All of the data that follows is to be printed exactly, without pictures.

## Data excerpts
Segment Open
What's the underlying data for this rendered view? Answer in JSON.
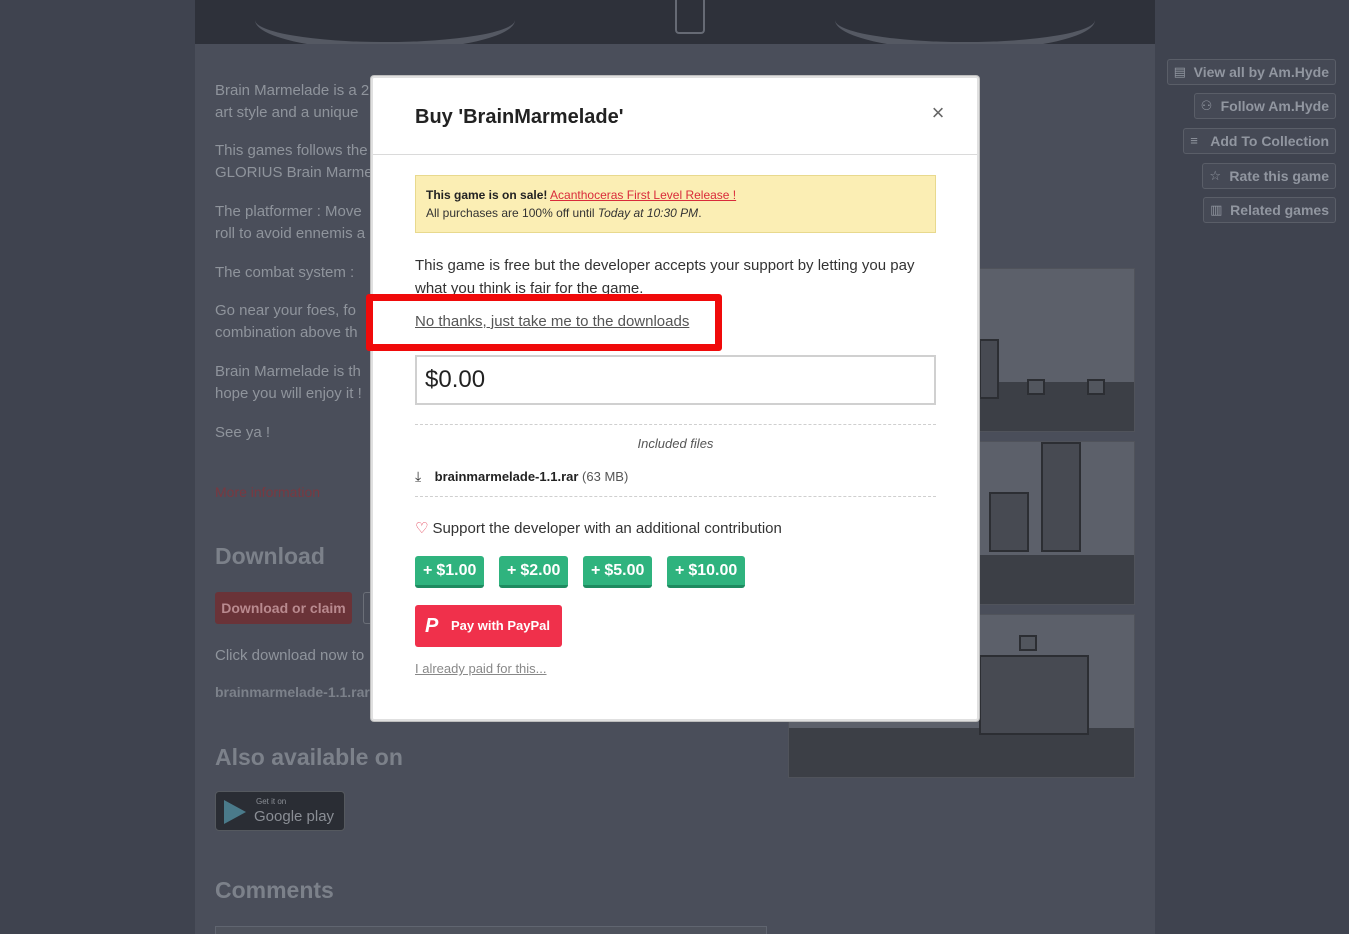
{
  "background": {
    "paragraphs": [
      "Brain Marmelade is a 2",
      "art style and a unique",
      "This games follows the",
      "GLORIUS Brain Marme",
      "The platformer : Move",
      "roll to avoid ennemis a",
      "The combat system :",
      "Go near your foes, fo",
      "combination above th",
      "Brain Marmelade is th",
      "hope you will enjoy it !",
      "See ya !"
    ],
    "more_info": "More information",
    "download_heading": "Download",
    "download_button": "Download or claim",
    "download_hint": "Click download now to",
    "filename": "brainmarmelade-1.1.rar",
    "also_available_heading": "Also available on",
    "gplay_small": "Get it on",
    "gplay_big": "Google play",
    "comments_heading": "Comments"
  },
  "sidebar": {
    "view_all": "View all by Am.Hyde",
    "follow": "Follow Am.Hyde",
    "add_collection": "Add To Collection",
    "rate": "Rate this game",
    "related": "Related games"
  },
  "modal": {
    "title": "Buy 'BrainMarmelade'",
    "close_glyph": "×",
    "sale": {
      "prefix": "This game is on sale!",
      "link": "Acanthoceras First Level Release !",
      "line2_prefix": "All purchases are 100% off until",
      "until": "Today at 10:30 PM",
      "line2_suffix": "."
    },
    "free_message": "This game is free but the developer accepts your support by letting you pay what you think is fair for the game.",
    "no_thanks": "No thanks, just take me to the downloads",
    "price_value": "$0.00",
    "included_files_label": "Included files",
    "file": {
      "name": "brainmarmelade-1.1.rar",
      "size": "(63 MB)"
    },
    "support_text": "Support the developer with an additional contribution",
    "tips": [
      "$1.00",
      "$2.00",
      "$5.00",
      "$10.00"
    ],
    "paypal_label": "Pay with PayPal",
    "already_paid": "I already paid for this..."
  },
  "colors": {
    "highlight": "#f00a0a",
    "tip_green": "#2fb37e",
    "paypal_red": "#f0304b",
    "sale_bg": "#fbeeb4",
    "sale_link": "#d92b3a"
  }
}
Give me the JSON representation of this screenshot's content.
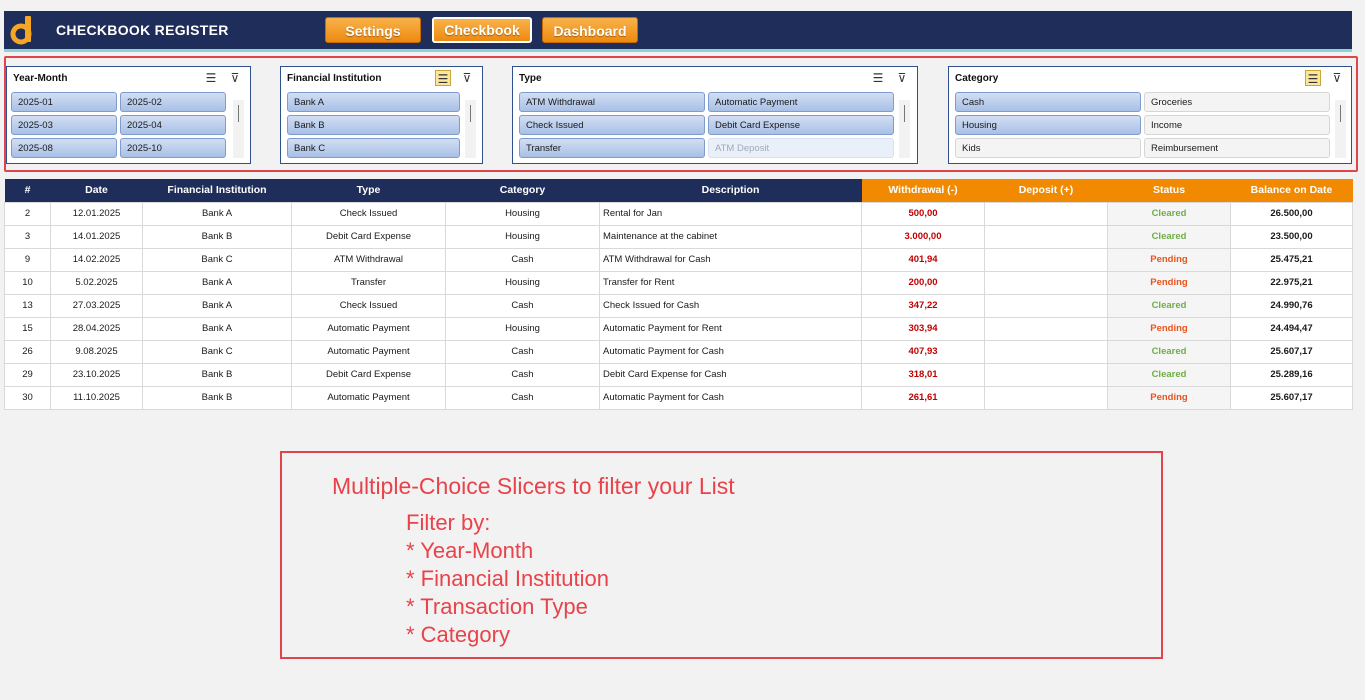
{
  "header": {
    "title": "CHECKBOOK REGISTER",
    "nav": [
      {
        "label": "Settings",
        "active": false
      },
      {
        "label": "Checkbook",
        "active": true
      },
      {
        "label": "Dashboard",
        "active": false
      }
    ],
    "colors": {
      "bar": "#1f2d5a",
      "accent": "#8fd3d0",
      "button": "#f18a00"
    }
  },
  "slicers": {
    "year_month": {
      "title": "Year-Month",
      "items": [
        "2025-01",
        "2025-02",
        "2025-03",
        "2025-04",
        "2025-08",
        "2025-10"
      ]
    },
    "institution": {
      "title": "Financial Institution",
      "items": [
        "Bank A",
        "Bank B",
        "Bank C"
      ]
    },
    "type": {
      "title": "Type",
      "items": [
        "ATM Withdrawal",
        "Automatic Payment",
        "Check Issued",
        "Debit Card Expense",
        "Transfer",
        "ATM Deposit"
      ]
    },
    "category": {
      "title": "Category",
      "items": [
        "Cash",
        "Groceries",
        "Housing",
        "Income",
        "Kids",
        "Reimbursement"
      ]
    }
  },
  "table": {
    "headers": [
      "#",
      "Date",
      "Financial Institution",
      "Type",
      "Category",
      "Description",
      "Withdrawal (-)",
      "Deposit (+)",
      "Status",
      "Balance on Date"
    ],
    "rows": [
      {
        "num": "2",
        "date": "12.01.2025",
        "inst": "Bank A",
        "type": "Check Issued",
        "cat": "Housing",
        "desc": "Rental for Jan",
        "wd": "500,00",
        "dep": "",
        "status": "Cleared",
        "bal": "26.500,00"
      },
      {
        "num": "3",
        "date": "14.01.2025",
        "inst": "Bank B",
        "type": "Debit Card Expense",
        "cat": "Housing",
        "desc": "Maintenance at the cabinet",
        "wd": "3.000,00",
        "dep": "",
        "status": "Cleared",
        "bal": "23.500,00"
      },
      {
        "num": "9",
        "date": "14.02.2025",
        "inst": "Bank C",
        "type": "ATM Withdrawal",
        "cat": "Cash",
        "desc": "ATM Withdrawal for Cash",
        "wd": "401,94",
        "dep": "",
        "status": "Pending",
        "bal": "25.475,21"
      },
      {
        "num": "10",
        "date": "5.02.2025",
        "inst": "Bank A",
        "type": "Transfer",
        "cat": "Housing",
        "desc": "Transfer for Rent",
        "wd": "200,00",
        "dep": "",
        "status": "Pending",
        "bal": "22.975,21"
      },
      {
        "num": "13",
        "date": "27.03.2025",
        "inst": "Bank A",
        "type": "Check Issued",
        "cat": "Cash",
        "desc": "Check Issued for Cash",
        "wd": "347,22",
        "dep": "",
        "status": "Cleared",
        "bal": "24.990,76"
      },
      {
        "num": "15",
        "date": "28.04.2025",
        "inst": "Bank A",
        "type": "Automatic Payment",
        "cat": "Housing",
        "desc": "Automatic Payment for Rent",
        "wd": "303,94",
        "dep": "",
        "status": "Pending",
        "bal": "24.494,47"
      },
      {
        "num": "26",
        "date": "9.08.2025",
        "inst": "Bank C",
        "type": "Automatic Payment",
        "cat": "Cash",
        "desc": "Automatic Payment for Cash",
        "wd": "407,93",
        "dep": "",
        "status": "Cleared",
        "bal": "25.607,17"
      },
      {
        "num": "29",
        "date": "23.10.2025",
        "inst": "Bank B",
        "type": "Debit Card Expense",
        "cat": "Cash",
        "desc": "Debit Card Expense for Cash",
        "wd": "318,01",
        "dep": "",
        "status": "Cleared",
        "bal": "25.289,16"
      },
      {
        "num": "30",
        "date": "11.10.2025",
        "inst": "Bank B",
        "type": "Automatic Payment",
        "cat": "Cash",
        "desc": "Automatic Payment for Cash",
        "wd": "261,61",
        "dep": "",
        "status": "Pending",
        "bal": "25.607,17"
      }
    ]
  },
  "note": {
    "title": "Multiple-Choice Slicers to filter your List",
    "lines": [
      "Filter by:",
      "* Year-Month",
      "* Financial Institution",
      "* Transaction Type",
      "* Category"
    ]
  }
}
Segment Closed
## Answer
What's the underlying data for this rendered view? Answer in JSON.
{
  "background": {
    "paragraphs": [
      "Brain Marmelade is a 2",
      "art style and a unique",
      "This games follows the",
      "GLORIUS Brain Marme",
      "The platformer : Move",
      "roll to avoid ennemis a",
      "The combat system :",
      "Go near your foes, fo",
      "combination above th",
      "Brain Marmelade is th",
      "hope you will enjoy it !",
      "See ya !"
    ],
    "more_info": "More information",
    "download_heading": "Download",
    "download_button": "Download or claim",
    "download_hint": "Click download now to",
    "filename": "brainmarmelade-1.1.rar",
    "also_available_heading": "Also available on",
    "gplay_small": "Get it on",
    "gplay_big": "Google play",
    "comments_heading": "Comments"
  },
  "sidebar": {
    "view_all": "View all by Am.Hyde",
    "follow": "Follow Am.Hyde",
    "add_collection": "Add To Collection",
    "rate": "Rate this game",
    "related": "Related games"
  },
  "modal": {
    "title": "Buy 'BrainMarmelade'",
    "close_glyph": "×",
    "sale": {
      "prefix": "This game is on sale!",
      "link": "Acanthoceras First Level Release !",
      "line2_prefix": "All purchases are 100% off until",
      "until": "Today at 10:30 PM",
      "line2_suffix": "."
    },
    "free_message": "This game is free but the developer accepts your support by letting you pay what you think is fair for the game.",
    "no_thanks": "No thanks, just take me to the downloads",
    "price_value": "$0.00",
    "included_files_label": "Included files",
    "file": {
      "name": "brainmarmelade-1.1.rar",
      "size": "(63 MB)"
    },
    "support_text": "Support the developer with an additional contribution",
    "tips": [
      "$1.00",
      "$2.00",
      "$5.00",
      "$10.00"
    ],
    "paypal_label": "Pay with PayPal",
    "already_paid": "I already paid for this..."
  },
  "colors": {
    "highlight": "#f00a0a",
    "tip_green": "#2fb37e",
    "paypal_red": "#f0304b",
    "sale_bg": "#fbeeb4",
    "sale_link": "#d92b3a"
  }
}
Give me the JSON representation of this screenshot's content.
{
  "header": {
    "title": "CHECKBOOK REGISTER",
    "nav": [
      {
        "label": "Settings",
        "active": false
      },
      {
        "label": "Checkbook",
        "active": true
      },
      {
        "label": "Dashboard",
        "active": false
      }
    ],
    "colors": {
      "bar": "#1f2d5a",
      "accent": "#8fd3d0",
      "button": "#f18a00"
    }
  },
  "slicers": {
    "year_month": {
      "title": "Year-Month",
      "items": [
        "2025-01",
        "2025-02",
        "2025-03",
        "2025-04",
        "2025-08",
        "2025-10"
      ]
    },
    "institution": {
      "title": "Financial Institution",
      "items": [
        "Bank A",
        "Bank B",
        "Bank C"
      ]
    },
    "type": {
      "title": "Type",
      "items": [
        "ATM Withdrawal",
        "Automatic Payment",
        "Check Issued",
        "Debit Card Expense",
        "Transfer",
        "ATM Deposit"
      ]
    },
    "category": {
      "title": "Category",
      "items": [
        "Cash",
        "Groceries",
        "Housing",
        "Income",
        "Kids",
        "Reimbursement"
      ]
    }
  },
  "table": {
    "headers": [
      "#",
      "Date",
      "Financial Institution",
      "Type",
      "Category",
      "Description",
      "Withdrawal (-)",
      "Deposit (+)",
      "Status",
      "Balance on Date"
    ],
    "rows": [
      {
        "num": "2",
        "date": "12.01.2025",
        "inst": "Bank A",
        "type": "Check Issued",
        "cat": "Housing",
        "desc": "Rental for Jan",
        "wd": "500,00",
        "dep": "",
        "status": "Cleared",
        "bal": "26.500,00"
      },
      {
        "num": "3",
        "date": "14.01.2025",
        "inst": "Bank B",
        "type": "Debit Card Expense",
        "cat": "Housing",
        "desc": "Maintenance at the cabinet",
        "wd": "3.000,00",
        "dep": "",
        "status": "Cleared",
        "bal": "23.500,00"
      },
      {
        "num": "9",
        "date": "14.02.2025",
        "inst": "Bank C",
        "type": "ATM Withdrawal",
        "cat": "Cash",
        "desc": "ATM Withdrawal for Cash",
        "wd": "401,94",
        "dep": "",
        "status": "Pending",
        "bal": "25.475,21"
      },
      {
        "num": "10",
        "date": "5.02.2025",
        "inst": "Bank A",
        "type": "Transfer",
        "cat": "Housing",
        "desc": "Transfer for Rent",
        "wd": "200,00",
        "dep": "",
        "status": "Pending",
        "bal": "22.975,21"
      },
      {
        "num": "13",
        "date": "27.03.2025",
        "inst": "Bank A",
        "type": "Check Issued",
        "cat": "Cash",
        "desc": "Check Issued for Cash",
        "wd": "347,22",
        "dep": "",
        "status": "Cleared",
        "bal": "24.990,76"
      },
      {
        "num": "15",
        "date": "28.04.2025",
        "inst": "Bank A",
        "type": "Automatic Payment",
        "cat": "Housing",
        "desc": "Automatic Payment for Rent",
        "wd": "303,94",
        "dep": "",
        "status": "Pending",
        "bal": "24.494,47"
      },
      {
        "num": "26",
        "date": "9.08.2025",
        "inst": "Bank C",
        "type": "Automatic Payment",
        "cat": "Cash",
        "desc": "Automatic Payment for Cash",
        "wd": "407,93",
        "dep": "",
        "status": "Cleared",
        "bal": "25.607,17"
      },
      {
        "num": "29",
        "date": "23.10.2025",
        "inst": "Bank B",
        "type": "Debit Card Expense",
        "cat": "Cash",
        "desc": "Debit Card Expense for Cash",
        "wd": "318,01",
        "dep": "",
        "status": "Cleared",
        "bal": "25.289,16"
      },
      {
        "num": "30",
        "date": "11.10.2025",
        "inst": "Bank B",
        "type": "Automatic Payment",
        "cat": "Cash",
        "desc": "Automatic Payment for Cash",
        "wd": "261,61",
        "dep": "",
        "status": "Pending",
        "bal": "25.607,17"
      }
    ]
  },
  "note": {
    "title": "Multiple-Choice Slicers to filter your List",
    "lines": [
      "Filter by:",
      "* Year-Month",
      "* Financial Institution",
      "* Transaction Type",
      "* Category"
    ]
  }
}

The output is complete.